Wednesday, November 16, 2005

On Metaphors - by Owen

Here's my thought of the day:

1. Each of us relies on our senses to navigate the world we live in. We walk around by feeling the ground under our feet, seeing the curb in the sidewalk and adjusting our step so we don't trip, unconsciously responding to tiny bones in our ears to tell us if we are losing our balance or not...

To drink a cup of coffee: we see the coffee cup in front of us, unconsciously estimate how much it weighs, pick it up, and bring it to our mouths, hopefully avoid burning ourselves by estimating the temperature before we drink it, and control how fast we pour and swallow so that we don't spill it all over our nice new dress shirts...

We rely on the taste of foods to tell us whether or not they are safe or nutritious.

Over and over throughout the day, we touch, taste, feel, smell, hear the things around us.

2. With all this stimulation, we build a "picture" of the world around us - its people, places, objects etc. In our early years, we 'learn' that buses are loud and big and dangerous, that cats purr, that dogs are sometimes friendly and sometimes hostile, that children are helpless and parents defend them (usually) and scores of other kinds of basic things.
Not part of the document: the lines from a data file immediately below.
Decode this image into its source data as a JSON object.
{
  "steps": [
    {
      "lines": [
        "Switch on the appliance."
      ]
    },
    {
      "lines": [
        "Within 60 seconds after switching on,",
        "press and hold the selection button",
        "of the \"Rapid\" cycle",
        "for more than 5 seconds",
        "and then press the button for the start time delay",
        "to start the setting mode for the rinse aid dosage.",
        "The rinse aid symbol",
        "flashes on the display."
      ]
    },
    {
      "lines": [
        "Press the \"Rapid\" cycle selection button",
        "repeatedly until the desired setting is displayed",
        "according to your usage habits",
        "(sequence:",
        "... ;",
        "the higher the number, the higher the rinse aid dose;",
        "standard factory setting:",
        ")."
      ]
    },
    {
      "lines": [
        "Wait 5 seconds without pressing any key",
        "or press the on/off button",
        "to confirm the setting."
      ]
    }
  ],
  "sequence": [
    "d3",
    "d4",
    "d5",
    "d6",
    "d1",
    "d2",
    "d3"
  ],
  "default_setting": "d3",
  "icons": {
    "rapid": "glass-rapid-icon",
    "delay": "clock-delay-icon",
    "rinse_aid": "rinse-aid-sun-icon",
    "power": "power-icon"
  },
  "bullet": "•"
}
We learn how heavy things are, how sharp they are, what they taste like, and so on. We learn how different kinds of living things interact with one another.

All of this learning is based on identifying objects (including living objects), learning things about the objects, and seeing how they interact with other objects.

This kind of learning we share with all the animate creatures of the world. Some are better than others (dolphins are smarter than beetles), but we all share it this basic way of being.

Something we humans do on top of this is that we use language and abstract thinking to understand things we CAN'T actually sense. When we do this, we do it by imagining it in terms of things we can see, touch, taste, smell, hear... We do it based on the accumulated knowledge we have about the world around us, and the people, creatures, and objects that fill it.

Example: when we talk about bacteria in the human body, we say that some of them are "invaders" that attack the body, and that our immune system "defends" us... Nowadays, we also talk about "good" bacteria that "help" us, and others that are harmless... All these ideas are based on interpersonal metaphors - metaphors about relationships between human beings. And they are compelling ones for people who grow up watching movies about wars and invasions and soldiers and police etc, so they "work" to some extent. That is, they help people to understand some of the relationship dynamics of invisible creatures in and on our bodies and in the environment around us.

On the other hand, these metaphors also lead people astray, and cause them to do absurd things that are harmful to themselves and the people around them. For example, people unnecessarily use anti-bacterial soaps (believing that it is better to kill bacteria then risk invasion) that wash down the drains and into drinking water supplies, agricultural food chains, rivers and streams (into fish) and ultimately the ocean... ultimately coming back to haunt us in the form of increased antibiotic 'resistance' (another war metaphor) and toxic reactions to the antibiotics themselves!

The point of all this is that most of us are unaware that we are using metaphors to understand many of the things in our lives - instead we function as though our metaphors are reality, and act accordingly. We try to do what we would do if we actually had invaders in our homes - fight them off, kill them, call in the soldiers etc. etc.

Once we realize that ALL understanding of invisible things is based on metaphors, it can open us up to being cautious about using metaphors too loosely. It can allow us to consider alternative metaphors - even when they are less emotionally/viscerally compelling - if they actually match reality better.

A metaphor about metaphors:
When you are aware that someone is spreading gossip, rather than objectively describing reality, then you can consider that there may be other sides to the story. This consideration might help you to interact better with people implicated by the gossip - instead of making enemies unnecessarily...


Post a Comment

<< Home